* Assigned task
When you restate the data, keep every word as it is and drop the images.

* Stored items from a collection

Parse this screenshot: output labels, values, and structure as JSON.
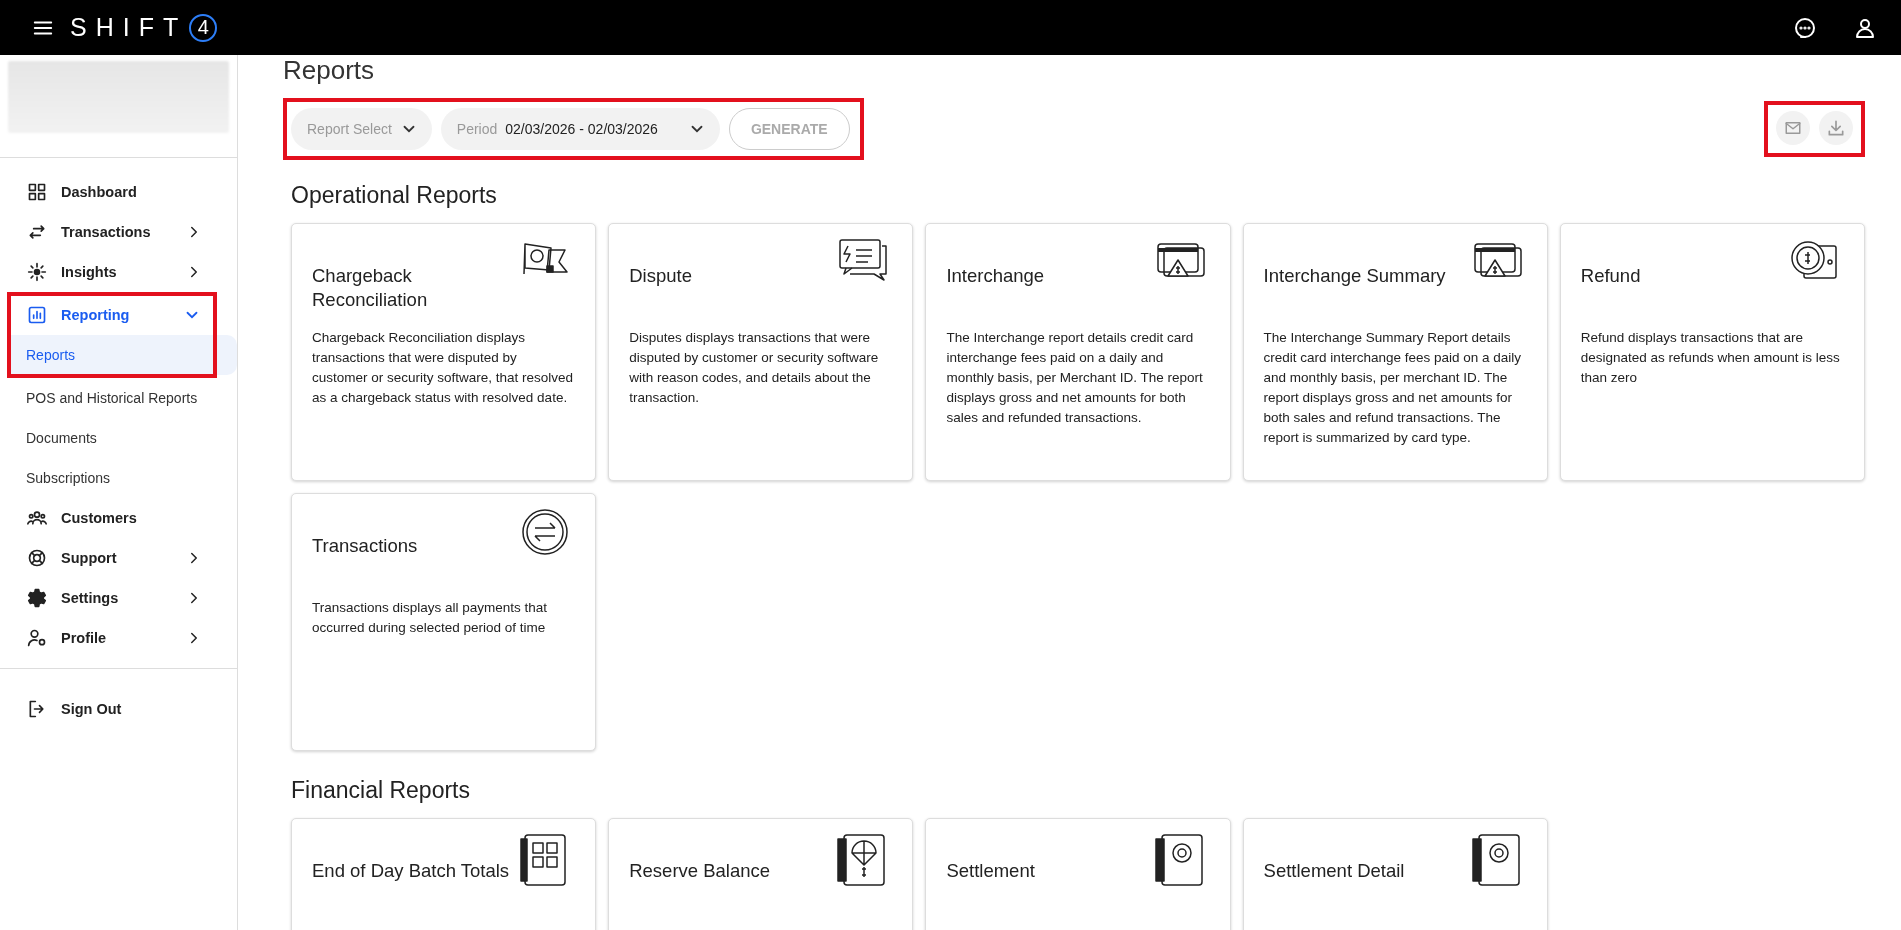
{
  "header": {
    "logo": "SHIFT",
    "logo_mark": "4"
  },
  "sidebar": {
    "items": [
      {
        "label": "Dashboard",
        "selected": false
      },
      {
        "label": "Transactions",
        "selected": false,
        "expanded": false
      },
      {
        "label": "Insights",
        "selected": false,
        "expanded": false
      },
      {
        "label": "Reporting",
        "selected": true,
        "expanded": true,
        "highlighted": true,
        "children": [
          {
            "label": "Reports",
            "selected": true
          },
          {
            "label": "POS and Historical Reports",
            "selected": false
          },
          {
            "label": "Documents",
            "selected": false
          },
          {
            "label": "Subscriptions",
            "selected": false
          }
        ]
      },
      {
        "label": "Customers",
        "selected": false
      },
      {
        "label": "Support",
        "selected": false,
        "expanded": false
      },
      {
        "label": "Settings",
        "selected": false,
        "expanded": false
      },
      {
        "label": "Profile",
        "selected": false,
        "expanded": false
      }
    ],
    "sign_out": "Sign Out"
  },
  "page": {
    "title": "Reports",
    "filters": {
      "highlighted": true,
      "report_select": {
        "placeholder": "Report Select"
      },
      "period": {
        "label": "Period",
        "value": "02/03/2026 - 02/03/2026"
      },
      "generate": {
        "label": "GENERATE",
        "disabled": true
      }
    },
    "actions": {
      "highlighted": true
    },
    "sections": [
      {
        "title": "Operational Reports",
        "cards": [
          {
            "title": "Chargeback Reconciliation",
            "description": "Chargeback Reconciliation displays transactions that were disputed by customer or security software, that resolved as a chargeback status with resolved date."
          },
          {
            "title": "Dispute",
            "description": "Disputes displays transactions that were disputed by customer or security software with reason codes, and details about the transaction."
          },
          {
            "title": "Interchange",
            "description": "The Interchange report details credit card interchange fees paid on a daily and monthly basis, per Merchant ID. The report displays gross and net amounts for both sales and refunded transactions."
          },
          {
            "title": "Interchange Summary",
            "description": "The Interchange Summary Report details credit card interchange fees paid on a daily and monthly basis, per merchant ID. The report displays gross and net amounts for both sales and refund transactions. The report is summarized by card type."
          },
          {
            "title": "Refund",
            "description": "Refund displays transactions that are designated as refunds when amount is less than zero"
          },
          {
            "title": "Transactions",
            "description": "Transactions displays all payments that occurred during selected period of time"
          }
        ]
      },
      {
        "title": "Financial Reports",
        "cards": [
          {
            "title": "End of Day Batch Totals"
          },
          {
            "title": "Reserve Balance"
          },
          {
            "title": "Settlement"
          },
          {
            "title": "Settlement Detail"
          }
        ]
      }
    ]
  }
}
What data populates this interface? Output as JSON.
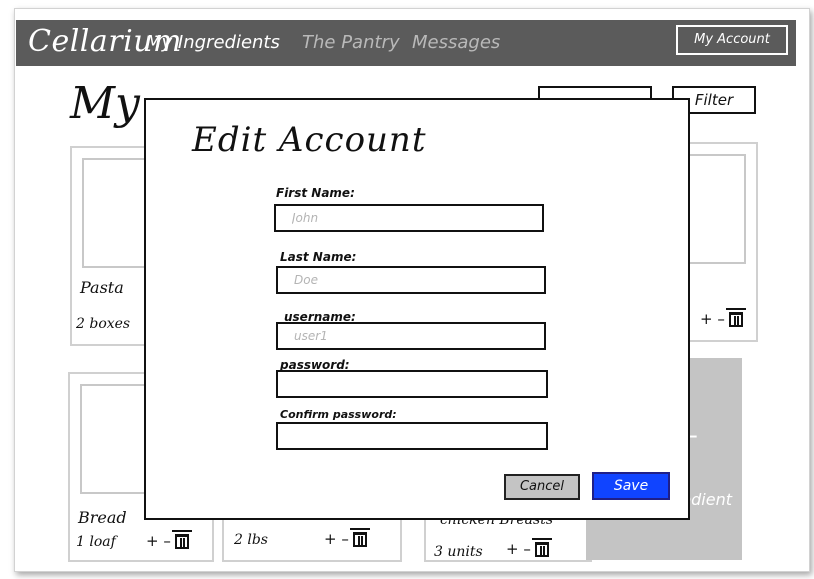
{
  "nav": {
    "brand": "Cellarium",
    "links": [
      "My Ingredients",
      "The Pantry",
      "Messages"
    ],
    "account_button": "My Account"
  },
  "page": {
    "title_visible": "My",
    "filter_label": "Filter"
  },
  "cards": {
    "pasta": {
      "name": "Pasta",
      "qty": "2 boxes"
    },
    "bread": {
      "name": "Bread",
      "qty": "1 loaf"
    },
    "card3": {
      "qty": "2 lbs"
    },
    "chicken": {
      "name": "chicken Breasts",
      "qty": "3 units"
    },
    "right_controls": "+ –",
    "add_partial_label": "redient"
  },
  "modal": {
    "title": "Edit Account",
    "fields": {
      "first_name": {
        "label": "First Name:",
        "placeholder": "John"
      },
      "last_name": {
        "label": "Last Name:",
        "placeholder": "Doe"
      },
      "username": {
        "label": "username:",
        "placeholder": "user1"
      },
      "password": {
        "label": "password:",
        "placeholder": ""
      },
      "confirm_password": {
        "label": "Confirm password:",
        "placeholder": ""
      }
    },
    "cancel_label": "Cancel",
    "save_label": "Save"
  },
  "colors": {
    "navbar": "#5b5b5b",
    "save_button": "#1044ff",
    "cancel_button": "#c4c4c4",
    "add_card": "#c4c4c4"
  },
  "icons": [
    "trash-icon",
    "plus-icon",
    "minus-icon"
  ]
}
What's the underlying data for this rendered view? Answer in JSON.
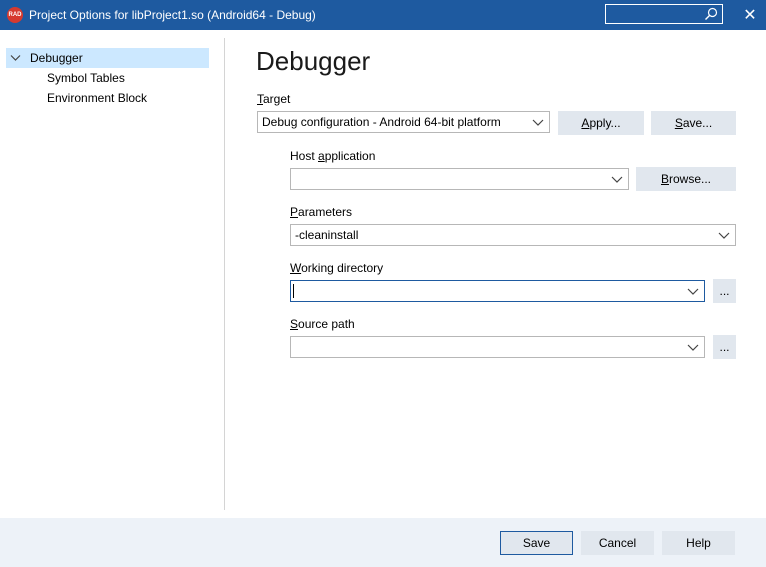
{
  "titlebar": {
    "logo_text": "RAD",
    "title": "Project Options for libProject1.so  (Android64 - Debug)",
    "close_glyph": "✕",
    "icons": [
      "rad-logo-icon",
      "search-icon",
      "close-icon"
    ]
  },
  "tree": {
    "root": "Debugger",
    "children": [
      "Symbol Tables",
      "Environment Block"
    ]
  },
  "main": {
    "title": "Debugger",
    "target": {
      "label_first": "T",
      "label_rest": "arget",
      "value": "Debug configuration - Android 64-bit platform"
    },
    "apply": {
      "first": "A",
      "rest": "pply..."
    },
    "save_target": {
      "first": "S",
      "rest": "ave..."
    },
    "host_application": {
      "label_pre": "Host ",
      "label_u": "a",
      "label_post": "pplication",
      "value": ""
    },
    "browse": {
      "first": "B",
      "rest": "rowse..."
    },
    "parameters": {
      "label_first": "P",
      "label_rest": "arameters",
      "value": "-cleaninstall"
    },
    "working_directory": {
      "label_first": "W",
      "label_rest": "orking directory",
      "value": ""
    },
    "working_browse": "...",
    "source_path": {
      "label_first": "S",
      "label_rest": "ource path",
      "value": ""
    },
    "source_browse": "..."
  },
  "footer": {
    "save": "Save",
    "cancel": "Cancel",
    "help": "Help"
  },
  "colors": {
    "titlebar": "#1e5aa0",
    "selection": "#cce8ff",
    "button": "#e1e7ee",
    "footer": "#edf2f8",
    "focus_border": "#1e5aa0"
  }
}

* Response to this task
Parse this screenshot: output labels, values, and structure as JSON.
{
  "header": {
    "logo": "SHIFT",
    "logo_mark": "4"
  },
  "sidebar": {
    "items": [
      {
        "label": "Dashboard",
        "selected": false
      },
      {
        "label": "Transactions",
        "selected": false,
        "expanded": false
      },
      {
        "label": "Insights",
        "selected": false,
        "expanded": false
      },
      {
        "label": "Reporting",
        "selected": true,
        "expanded": true,
        "highlighted": true,
        "children": [
          {
            "label": "Reports",
            "selected": true
          },
          {
            "label": "POS and Historical Reports",
            "selected": false
          },
          {
            "label": "Documents",
            "selected": false
          },
          {
            "label": "Subscriptions",
            "selected": false
          }
        ]
      },
      {
        "label": "Customers",
        "selected": false
      },
      {
        "label": "Support",
        "selected": false,
        "expanded": false
      },
      {
        "label": "Settings",
        "selected": false,
        "expanded": false
      },
      {
        "label": "Profile",
        "selected": false,
        "expanded": false
      }
    ],
    "sign_out": "Sign Out"
  },
  "page": {
    "title": "Reports",
    "filters": {
      "highlighted": true,
      "report_select": {
        "placeholder": "Report Select"
      },
      "period": {
        "label": "Period",
        "value": "02/03/2026 - 02/03/2026"
      },
      "generate": {
        "label": "GENERATE",
        "disabled": true
      }
    },
    "actions": {
      "highlighted": true
    },
    "sections": [
      {
        "title": "Operational Reports",
        "cards": [
          {
            "title": "Chargeback Reconciliation",
            "description": "Chargeback Reconciliation displays transactions that were disputed by customer or security software, that resolved as a chargeback status with resolved date."
          },
          {
            "title": "Dispute",
            "description": "Disputes displays transactions that were disputed by customer or security software with reason codes, and details about the transaction."
          },
          {
            "title": "Interchange",
            "description": "The Interchange report details credit card interchange fees paid on a daily and monthly basis, per Merchant ID. The report displays gross and net amounts for both sales and refunded transactions."
          },
          {
            "title": "Interchange Summary",
            "description": "The Interchange Summary Report details credit card interchange fees paid on a daily and monthly basis, per merchant ID. The report displays gross and net amounts for both sales and refund transactions. The report is summarized by card type."
          },
          {
            "title": "Refund",
            "description": "Refund displays transactions that are designated as refunds when amount is less than zero"
          },
          {
            "title": "Transactions",
            "description": "Transactions displays all payments that occurred during selected period of time"
          }
        ]
      },
      {
        "title": "Financial Reports",
        "cards": [
          {
            "title": "End of Day Batch Totals"
          },
          {
            "title": "Reserve Balance"
          },
          {
            "title": "Settlement"
          },
          {
            "title": "Settlement Detail"
          }
        ]
      }
    ]
  }
}
What data populates this interface? Output as JSON.
{
  "nav": {
    "brand": "Cellarium",
    "links": [
      "My Ingredients",
      "The Pantry",
      "Messages"
    ],
    "account_button": "My Account"
  },
  "page": {
    "title_visible": "My",
    "filter_label": "Filter"
  },
  "cards": {
    "pasta": {
      "name": "Pasta",
      "qty": "2 boxes"
    },
    "bread": {
      "name": "Bread",
      "qty": "1 loaf"
    },
    "card3": {
      "qty": "2 lbs"
    },
    "chicken": {
      "name": "chicken Breasts",
      "qty": "3 units"
    },
    "right_controls": "+ –",
    "add_partial_label": "redient"
  },
  "modal": {
    "title": "Edit Account",
    "fields": {
      "first_name": {
        "label": "First Name:",
        "placeholder": "John"
      },
      "last_name": {
        "label": "Last Name:",
        "placeholder": "Doe"
      },
      "username": {
        "label": "username:",
        "placeholder": "user1"
      },
      "password": {
        "label": "password:",
        "placeholder": ""
      },
      "confirm_password": {
        "label": "Confirm password:",
        "placeholder": ""
      }
    },
    "cancel_label": "Cancel",
    "save_label": "Save"
  },
  "colors": {
    "navbar": "#5b5b5b",
    "save_button": "#1044ff",
    "cancel_button": "#c4c4c4",
    "add_card": "#c4c4c4"
  },
  "icons": [
    "trash-icon",
    "plus-icon",
    "minus-icon"
  ]
}
What's the underlying data for this rendered view? Answer in JSON.
{
  "titlebar": {
    "logo_text": "RAD",
    "title": "Project Options for libProject1.so  (Android64 - Debug)",
    "close_glyph": "✕",
    "icons": [
      "rad-logo-icon",
      "search-icon",
      "close-icon"
    ]
  },
  "tree": {
    "root": "Debugger",
    "children": [
      "Symbol Tables",
      "Environment Block"
    ]
  },
  "main": {
    "title": "Debugger",
    "target": {
      "label_first": "T",
      "label_rest": "arget",
      "value": "Debug configuration - Android 64-bit platform"
    },
    "apply": {
      "first": "A",
      "rest": "pply..."
    },
    "save_target": {
      "first": "S",
      "rest": "ave..."
    },
    "host_application": {
      "label_pre": "Host ",
      "label_u": "a",
      "label_post": "pplication",
      "value": ""
    },
    "browse": {
      "first": "B",
      "rest": "rowse..."
    },
    "parameters": {
      "label_first": "P",
      "label_rest": "arameters",
      "value": "-cleaninstall"
    },
    "working_directory": {
      "label_first": "W",
      "label_rest": "orking directory",
      "value": ""
    },
    "working_browse": "...",
    "source_path": {
      "label_first": "S",
      "label_rest": "ource path",
      "value": ""
    },
    "source_browse": "..."
  },
  "footer": {
    "save": "Save",
    "cancel": "Cancel",
    "help": "Help"
  },
  "colors": {
    "titlebar": "#1e5aa0",
    "selection": "#cce8ff",
    "button": "#e1e7ee",
    "footer": "#edf2f8",
    "focus_border": "#1e5aa0"
  }
}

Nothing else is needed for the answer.